1. I don't think there's merit to Hutchinson's contention that the same rationale should be extended to campaigning for state candidates. The Ethics Commission—incorrectly, in my opinion—that federal candidates weren't candidates specifically, and solely, because they are exempted in subchapter six of the election laws. Those same definitions explicitly include all non-federal candidates. It may be that the Ethics Commission can extend some other basis for the Governor, but his argument that the same thing should apply here as it did in Milligan/Rutledge is incorrect on its face.
2. The statute in question only prohibits campaigning during normal office hours. Asa and others can campaign on weekends, evenings, before work, whatever. Really, this is no different from the federal law that prohibits federal employees from doing political work during business hours. And it's way more narrowly tailored than the ban on judges doing any political work at all. Basically, it boils down to, if you're elected to a position, do your job first (i.e., during business hours) and save the politicking for your own time.
3. Finally, it's interesting to me that Asa called me on Feb. 15, two weeks before the Eddie Joe stuff, and talked about how the law "could be a problem" and seemed clear in what it said. I even played devil's advocate and tried to give him wiggle room, but he disagreed that there was much wiggle room at all.
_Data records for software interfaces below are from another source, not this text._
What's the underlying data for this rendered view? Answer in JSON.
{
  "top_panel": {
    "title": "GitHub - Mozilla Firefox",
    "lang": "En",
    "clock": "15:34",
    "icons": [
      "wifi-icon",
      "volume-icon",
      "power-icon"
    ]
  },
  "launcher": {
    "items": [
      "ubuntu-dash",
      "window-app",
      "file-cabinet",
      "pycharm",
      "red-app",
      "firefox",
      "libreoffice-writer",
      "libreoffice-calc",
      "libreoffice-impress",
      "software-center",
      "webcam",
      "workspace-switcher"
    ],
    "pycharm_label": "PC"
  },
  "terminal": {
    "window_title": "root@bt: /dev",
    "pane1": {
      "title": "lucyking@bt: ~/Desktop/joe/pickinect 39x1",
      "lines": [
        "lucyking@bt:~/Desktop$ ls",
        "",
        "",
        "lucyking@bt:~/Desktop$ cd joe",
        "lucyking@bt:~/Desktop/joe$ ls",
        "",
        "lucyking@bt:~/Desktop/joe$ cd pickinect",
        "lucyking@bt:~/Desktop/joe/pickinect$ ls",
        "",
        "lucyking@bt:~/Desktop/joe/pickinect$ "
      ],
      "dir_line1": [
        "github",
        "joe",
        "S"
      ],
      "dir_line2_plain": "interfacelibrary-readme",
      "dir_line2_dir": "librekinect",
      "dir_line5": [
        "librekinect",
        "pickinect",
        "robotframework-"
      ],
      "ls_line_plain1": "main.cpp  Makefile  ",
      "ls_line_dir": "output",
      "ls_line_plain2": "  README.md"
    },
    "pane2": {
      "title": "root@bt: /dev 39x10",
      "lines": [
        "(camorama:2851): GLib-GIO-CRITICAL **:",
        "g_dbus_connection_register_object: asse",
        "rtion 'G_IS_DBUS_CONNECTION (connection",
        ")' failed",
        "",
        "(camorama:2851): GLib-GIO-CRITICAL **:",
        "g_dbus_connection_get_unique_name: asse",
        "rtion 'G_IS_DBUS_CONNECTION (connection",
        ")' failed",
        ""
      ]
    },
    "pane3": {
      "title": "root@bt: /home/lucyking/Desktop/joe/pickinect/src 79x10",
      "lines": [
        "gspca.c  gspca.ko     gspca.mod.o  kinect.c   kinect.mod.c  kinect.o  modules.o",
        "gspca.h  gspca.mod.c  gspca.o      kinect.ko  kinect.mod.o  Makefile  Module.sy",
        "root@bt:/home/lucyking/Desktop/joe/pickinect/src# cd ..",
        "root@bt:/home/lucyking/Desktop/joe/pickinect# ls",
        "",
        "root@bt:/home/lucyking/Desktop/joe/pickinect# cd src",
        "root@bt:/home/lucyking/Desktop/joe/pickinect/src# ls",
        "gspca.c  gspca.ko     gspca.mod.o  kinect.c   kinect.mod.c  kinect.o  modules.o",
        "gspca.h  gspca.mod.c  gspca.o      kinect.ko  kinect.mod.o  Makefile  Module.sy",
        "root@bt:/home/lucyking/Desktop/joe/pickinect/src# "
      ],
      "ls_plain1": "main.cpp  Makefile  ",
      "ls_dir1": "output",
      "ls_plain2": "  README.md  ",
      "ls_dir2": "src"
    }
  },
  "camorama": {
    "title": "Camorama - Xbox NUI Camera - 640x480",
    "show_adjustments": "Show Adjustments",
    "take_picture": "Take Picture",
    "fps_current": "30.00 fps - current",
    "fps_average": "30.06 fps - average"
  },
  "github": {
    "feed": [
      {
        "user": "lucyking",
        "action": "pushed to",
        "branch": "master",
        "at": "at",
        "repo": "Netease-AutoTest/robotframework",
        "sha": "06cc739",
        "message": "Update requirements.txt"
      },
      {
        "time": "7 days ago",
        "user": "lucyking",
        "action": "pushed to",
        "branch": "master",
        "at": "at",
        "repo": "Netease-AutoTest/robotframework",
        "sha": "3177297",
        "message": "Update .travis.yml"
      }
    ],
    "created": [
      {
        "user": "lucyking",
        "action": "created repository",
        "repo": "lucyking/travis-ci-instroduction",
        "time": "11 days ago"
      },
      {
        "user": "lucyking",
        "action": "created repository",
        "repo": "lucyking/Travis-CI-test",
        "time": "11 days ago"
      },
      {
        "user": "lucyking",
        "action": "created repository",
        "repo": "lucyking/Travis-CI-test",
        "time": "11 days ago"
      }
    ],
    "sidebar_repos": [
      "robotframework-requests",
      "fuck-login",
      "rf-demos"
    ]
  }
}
I've attached that recorded phone call.
Yes, that's some seriously wonderful news right there, Vanessa.
Great news Vanessa!
Don't take test your luck with Federal prosecutors and judges ....